__WHAT TO PRODUCE__.
Leave the pictures out. Return the rest of the listing below exactly.

● ● ● ●

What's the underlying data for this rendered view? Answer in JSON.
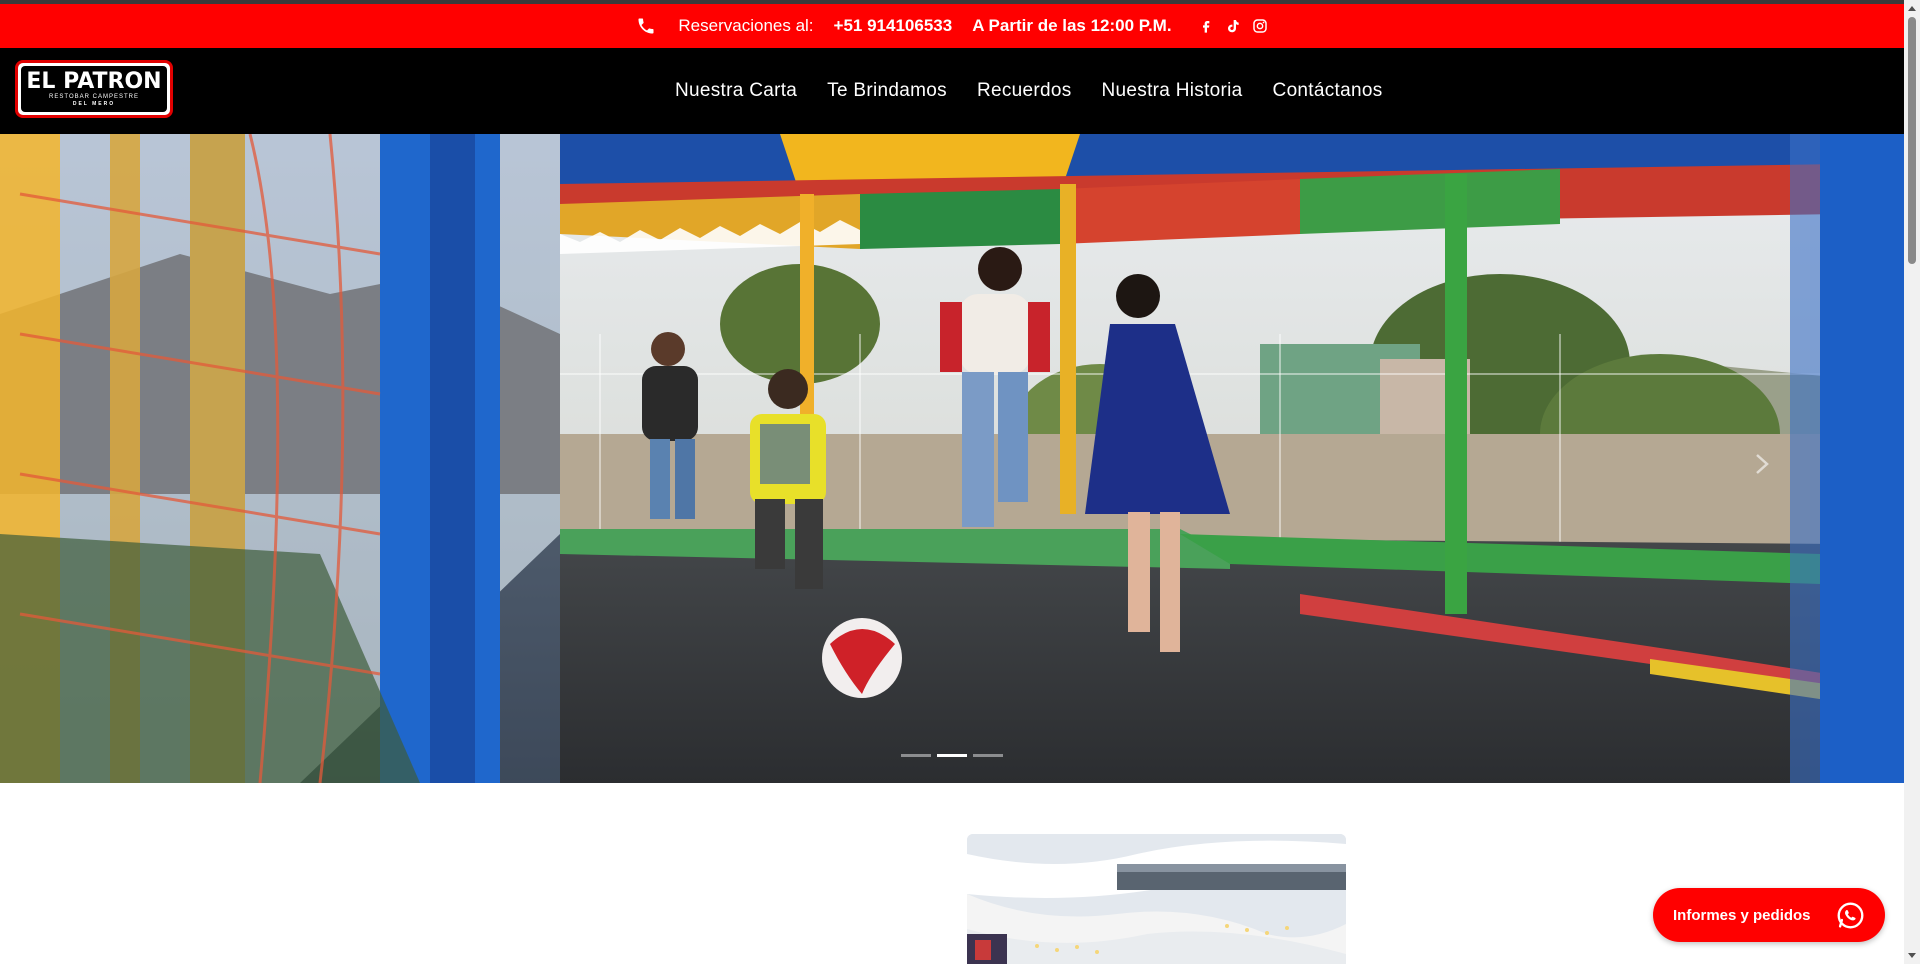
{
  "topbar": {
    "reservations_label": "Reservaciones al:",
    "phone": "+51 914106533",
    "hours": "A Partir de las 12:00 P.M.",
    "social": [
      "facebook-icon",
      "tiktok-icon",
      "instagram-icon"
    ]
  },
  "brand": {
    "logo_text": "EL PATRON",
    "logo_sub": "RESTOBAR CAMPESTRE",
    "logo_sub2": "DEL MERO"
  },
  "nav": {
    "items": [
      "Nuestra Carta",
      "Te Brindamos",
      "Recuerdos",
      "Nuestra Historia",
      "Contáctanos"
    ]
  },
  "hero": {
    "slides": 3,
    "active_slide": 2
  },
  "whatsapp": {
    "label": "Informes y pedidos"
  },
  "colors": {
    "brand_red": "#ff0000",
    "nav_bg": "#000000",
    "text": "#ffffff"
  }
}
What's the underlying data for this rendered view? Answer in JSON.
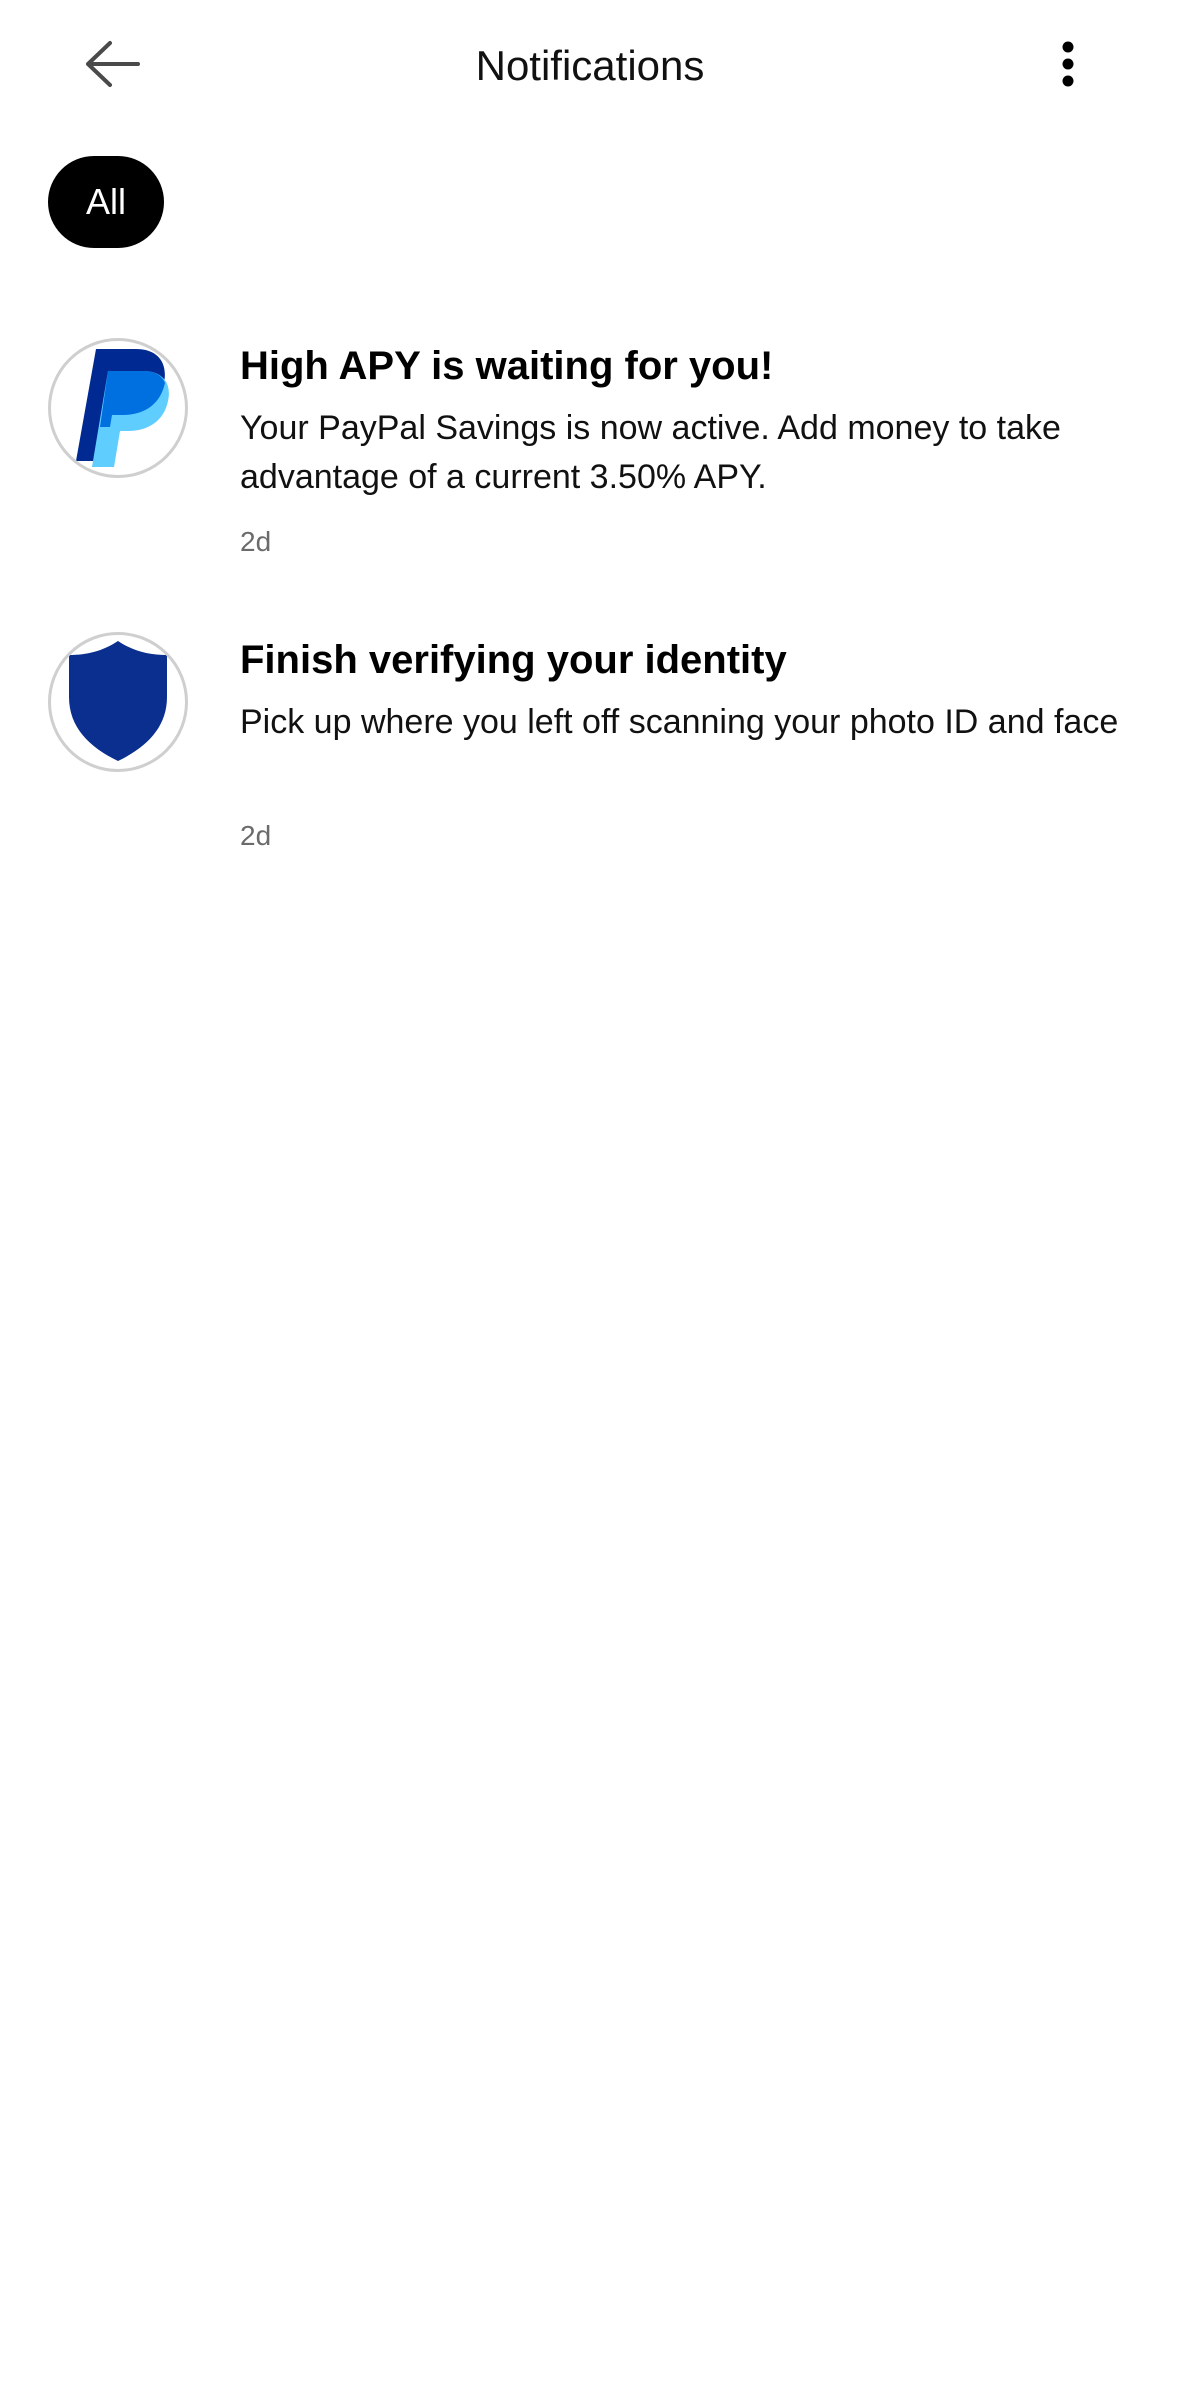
{
  "header": {
    "title": "Notifications",
    "back_icon": "arrow-left-icon",
    "more_icon": "more-vertical-icon"
  },
  "filters": {
    "active": "All"
  },
  "notifications": [
    {
      "icon": "paypal-logo-icon",
      "title": "High APY is waiting for you!",
      "body": "Your PayPal Savings is now active. Add money to take advantage of a current 3.50% APY.",
      "time": "2d"
    },
    {
      "icon": "shield-icon",
      "title": "Finish verifying your identity",
      "body": "Pick up where you left off scanning your photo ID and face",
      "time": "2d"
    }
  ],
  "colors": {
    "chip_bg": "#000000",
    "paypal_dark": "#002991",
    "paypal_mid": "#0070e0",
    "paypal_light": "#60cdff",
    "shield": "#0b2f8f"
  }
}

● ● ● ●

__RESPONSE FOR THIS EXERCISE__.
What's the underlying data for this rendered view? Answer in JSON.
{
  "topbar": {
    "reservations_label": "Reservaciones al:",
    "phone": "+51 914106533",
    "hours": "A Partir de las 12:00 P.M.",
    "social": [
      "facebook-icon",
      "tiktok-icon",
      "instagram-icon"
    ]
  },
  "brand": {
    "logo_text": "EL PATRON",
    "logo_sub": "RESTOBAR CAMPESTRE",
    "logo_sub2": "DEL MERO"
  },
  "nav": {
    "items": [
      "Nuestra Carta",
      "Te Brindamos",
      "Recuerdos",
      "Nuestra Historia",
      "Contáctanos"
    ]
  },
  "hero": {
    "slides": 3,
    "active_slide": 2
  },
  "whatsapp": {
    "label": "Informes y pedidos"
  },
  "colors": {
    "brand_red": "#ff0000",
    "nav_bg": "#000000",
    "text": "#ffffff"
  }
}
What's the underlying data for this rendered view? Answer in JSON.
{
  "header": {
    "title": "Notifications",
    "back_icon": "arrow-left-icon",
    "more_icon": "more-vertical-icon"
  },
  "filters": {
    "active": "All"
  },
  "notifications": [
    {
      "icon": "paypal-logo-icon",
      "title": "High APY is waiting for you!",
      "body": "Your PayPal Savings is now active. Add money to take advantage of a current 3.50% APY.",
      "time": "2d"
    },
    {
      "icon": "shield-icon",
      "title": "Finish verifying your identity",
      "body": "Pick up where you left off scanning your photo ID and face",
      "time": "2d"
    }
  ],
  "colors": {
    "chip_bg": "#000000",
    "paypal_dark": "#002991",
    "paypal_mid": "#0070e0",
    "paypal_light": "#60cdff",
    "shield": "#0b2f8f"
  }
}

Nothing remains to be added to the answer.